Jenny D has a series of great posts on multiculturalism in education, starting with the one where she asks education graduate students what it means.
“Could someone tell me what exactly is multiculturalism in education?” I asked. There is silence. Everyone stares at me. “I don’t know exactly what it is. I hear the word all the time, and it seems to mean whatever anyone wants it to mean.” More silence. I wait. Then I say, “It seems to me that multiculturalism is a bag that’s full of good ideas and garbage, and that we stuff anything we want into it and just lablel it all under fog of the word multiculturalism. I don’t want to teach it until I know what it means.”
. . . They let me know that multiculturalism matters more than anything, and affects how you treat every kid. I don’t like the word because it is so misused and vague. It can be used as an excuse to tolerate a child’s illiteracy, because that’s his “culture.” Or, as scholar Lisa Delpit said (she’s a winner of a MacArthur genuis grant), white teachers allowed minority students to pass with inferior work products in the name of multiculturalism.

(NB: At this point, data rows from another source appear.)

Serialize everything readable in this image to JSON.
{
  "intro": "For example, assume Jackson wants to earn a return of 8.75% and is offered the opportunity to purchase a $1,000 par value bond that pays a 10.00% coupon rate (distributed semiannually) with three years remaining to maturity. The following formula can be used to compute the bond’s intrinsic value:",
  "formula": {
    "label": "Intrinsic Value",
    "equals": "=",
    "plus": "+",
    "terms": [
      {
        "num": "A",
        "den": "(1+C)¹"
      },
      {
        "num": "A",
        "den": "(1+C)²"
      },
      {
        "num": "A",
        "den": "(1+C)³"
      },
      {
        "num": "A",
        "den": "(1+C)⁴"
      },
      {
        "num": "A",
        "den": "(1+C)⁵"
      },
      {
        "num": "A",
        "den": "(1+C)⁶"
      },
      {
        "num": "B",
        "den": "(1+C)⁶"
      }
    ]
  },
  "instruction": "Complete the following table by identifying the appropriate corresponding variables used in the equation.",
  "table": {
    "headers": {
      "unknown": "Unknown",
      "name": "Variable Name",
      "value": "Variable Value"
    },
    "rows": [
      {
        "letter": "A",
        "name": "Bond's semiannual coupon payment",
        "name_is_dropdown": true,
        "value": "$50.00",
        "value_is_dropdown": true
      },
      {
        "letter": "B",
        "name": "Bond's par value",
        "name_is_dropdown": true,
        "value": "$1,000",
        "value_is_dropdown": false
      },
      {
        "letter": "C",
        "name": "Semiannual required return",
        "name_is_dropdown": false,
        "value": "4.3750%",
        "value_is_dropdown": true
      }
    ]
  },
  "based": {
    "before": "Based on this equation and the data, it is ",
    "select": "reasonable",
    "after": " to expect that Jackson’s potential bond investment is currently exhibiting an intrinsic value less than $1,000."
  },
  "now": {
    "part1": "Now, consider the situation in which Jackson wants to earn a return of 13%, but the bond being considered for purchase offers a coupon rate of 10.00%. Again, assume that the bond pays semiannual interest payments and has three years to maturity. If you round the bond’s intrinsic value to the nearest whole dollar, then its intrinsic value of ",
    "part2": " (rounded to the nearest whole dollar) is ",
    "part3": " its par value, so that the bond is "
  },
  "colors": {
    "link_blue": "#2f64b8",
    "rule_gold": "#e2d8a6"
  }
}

On the other hand, it could mean knowledge of a child and his background that a teacher needs or uses in order to help that child achieve. But the way we throw this word around, who would know what we mean?
So I say, “Okay, let’s talk about professionalism. Let’s think of a doctor. A patient walks in the door. Does the doctor thing: oh, it’s a Hispanic. I won’t do the lifesaving surgery because his culture might be against it. I’ll suggest more culturally relevant treatments, like herbs and tortillas? Of course not. That doesn’t mean that the doctor doesn’t bring in a Spanish speaking interpreter. So although the doctor might alter the environment in which treatment occurs, the treatment is not altered based solely on a patient’s culture or race.”
See, I’m just not sure that as a real professional, you can alter treatment based on a person’s race or background. I’m not sure that everything passes through that prism, that all knowledge, and all goals and desires, that all human flourishing is uniquely based on culture.
Read the posts on a Muslim student who refused to read her composition aloud in class till a boy had read first. The teacher decided the civic values of a democratic society trumped the girl’s religious beliefs about her own subordination.